C. Bogart, M. Burnett, S. Douglass, D. Piorkowski and A. Shinsel. "Does My Model Work? Evaluation Abstractions of Cognitive Modelers," 2010 IEEE Symposium on Visual Languages and Human-Centric Computing (VL/HCC), pp. 49-56, 2010 [view abstract]

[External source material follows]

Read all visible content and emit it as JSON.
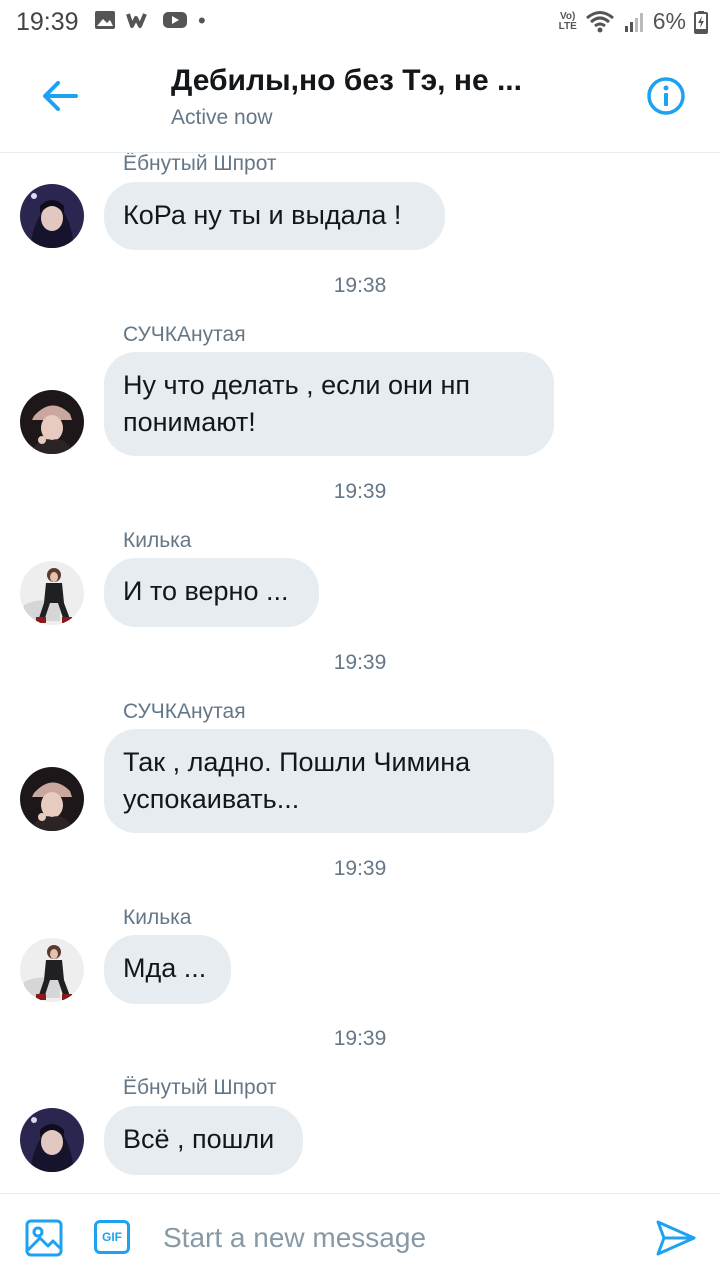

Abstract: Are the abstractions that scientific modelers use to build their models in a modeling language the same abstractions they use to evaluate the correctness of their models? The extent to which such differences exist seems likely to correspond to additional effort of modelers in determining whether their models work as intended. In this paper, we therefore investigate the distinction between "programming abstractions" and "evaluation abstractions". As the basis of our investigation, we conducted a case study on cognitive modeling. We report modelers' evaluation abstractions, and the lengths they went to in evaluating their models. From these results, we derive design implications for several categories of persistent, first-class evaluation abstractions in future debugging tools for modelers.